Since I already think that science is pretty fun, but know that the very thought of doing an experiment can be daunting for many parents, I decided to make a short list of tips for making at-home science even more fun for everyone involved.

1. Choose a project you have the time and energy for. Many science experiments, like the ones in my book, only take five or ten minutes and don’t even require a trip to the store. You can have a paper bag volcano “erupting” in 15 minutes, but on a rainy day, you may be willing to commit to a more involved experiment, like growing bacteria on homemade petri platesIt’s like making dinner. Some nights you create a gourmet feast, and other nights you slap together grilled cheese sandwiches, but even grilled cheese hits the spot!

2. Let the kids do everything that they can safely do by themselves. They should be the ones measuring, mixing and experimenting. Don’t worry if they spill a little, or the measurements aren’t perfect! They’re EXPERIMENTING!

3. If they want try something that’s not in the instructions, let them!!! As long as it’s safe, let them test their ideas.

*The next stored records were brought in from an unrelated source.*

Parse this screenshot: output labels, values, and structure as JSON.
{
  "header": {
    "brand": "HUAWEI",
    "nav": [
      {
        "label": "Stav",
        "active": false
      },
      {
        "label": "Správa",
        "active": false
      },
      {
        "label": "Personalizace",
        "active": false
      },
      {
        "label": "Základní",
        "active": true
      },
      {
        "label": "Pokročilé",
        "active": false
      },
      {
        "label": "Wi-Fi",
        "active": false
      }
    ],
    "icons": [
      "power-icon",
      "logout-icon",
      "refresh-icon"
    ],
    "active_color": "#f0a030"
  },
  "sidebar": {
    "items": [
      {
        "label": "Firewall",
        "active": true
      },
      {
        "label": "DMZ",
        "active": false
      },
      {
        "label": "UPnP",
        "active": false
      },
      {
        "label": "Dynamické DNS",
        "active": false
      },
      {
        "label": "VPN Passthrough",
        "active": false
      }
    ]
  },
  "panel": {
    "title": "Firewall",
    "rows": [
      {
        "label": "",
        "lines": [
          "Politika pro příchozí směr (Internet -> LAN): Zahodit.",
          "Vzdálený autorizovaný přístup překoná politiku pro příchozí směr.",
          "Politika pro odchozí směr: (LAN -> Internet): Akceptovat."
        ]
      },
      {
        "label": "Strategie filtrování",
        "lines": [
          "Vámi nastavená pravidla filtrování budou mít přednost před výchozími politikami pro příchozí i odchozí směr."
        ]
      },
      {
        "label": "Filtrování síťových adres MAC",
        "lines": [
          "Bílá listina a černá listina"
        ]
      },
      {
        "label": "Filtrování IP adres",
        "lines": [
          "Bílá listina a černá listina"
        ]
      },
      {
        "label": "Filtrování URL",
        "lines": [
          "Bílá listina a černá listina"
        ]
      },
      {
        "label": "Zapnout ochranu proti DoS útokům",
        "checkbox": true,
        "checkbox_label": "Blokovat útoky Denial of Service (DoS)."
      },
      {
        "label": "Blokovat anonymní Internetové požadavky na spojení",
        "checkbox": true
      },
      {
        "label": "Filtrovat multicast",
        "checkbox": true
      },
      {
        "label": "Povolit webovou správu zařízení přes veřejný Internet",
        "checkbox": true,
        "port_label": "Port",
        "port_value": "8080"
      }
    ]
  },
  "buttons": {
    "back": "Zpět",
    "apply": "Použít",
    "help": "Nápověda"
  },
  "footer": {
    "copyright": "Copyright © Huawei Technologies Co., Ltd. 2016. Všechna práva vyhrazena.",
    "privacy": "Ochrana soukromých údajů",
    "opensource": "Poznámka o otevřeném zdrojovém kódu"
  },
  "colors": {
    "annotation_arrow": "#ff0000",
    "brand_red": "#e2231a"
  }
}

Who cares if it doesn’t work? Mistakes, trial and error are how we learn, and this is the great thing about doing science at home. Kids can substitute orange juice for milk, or put cornstarch goo in a balloon in the freezer. They’re exploring the world and learning to be creative thinkers.

4. Have kids clean up their mess. This makes science more fun for parents and will make them more likely to allow future experimentation. Remember, back yards and driveways make great science labs, and can be sprayed off with a hose!

Have fun experimenting!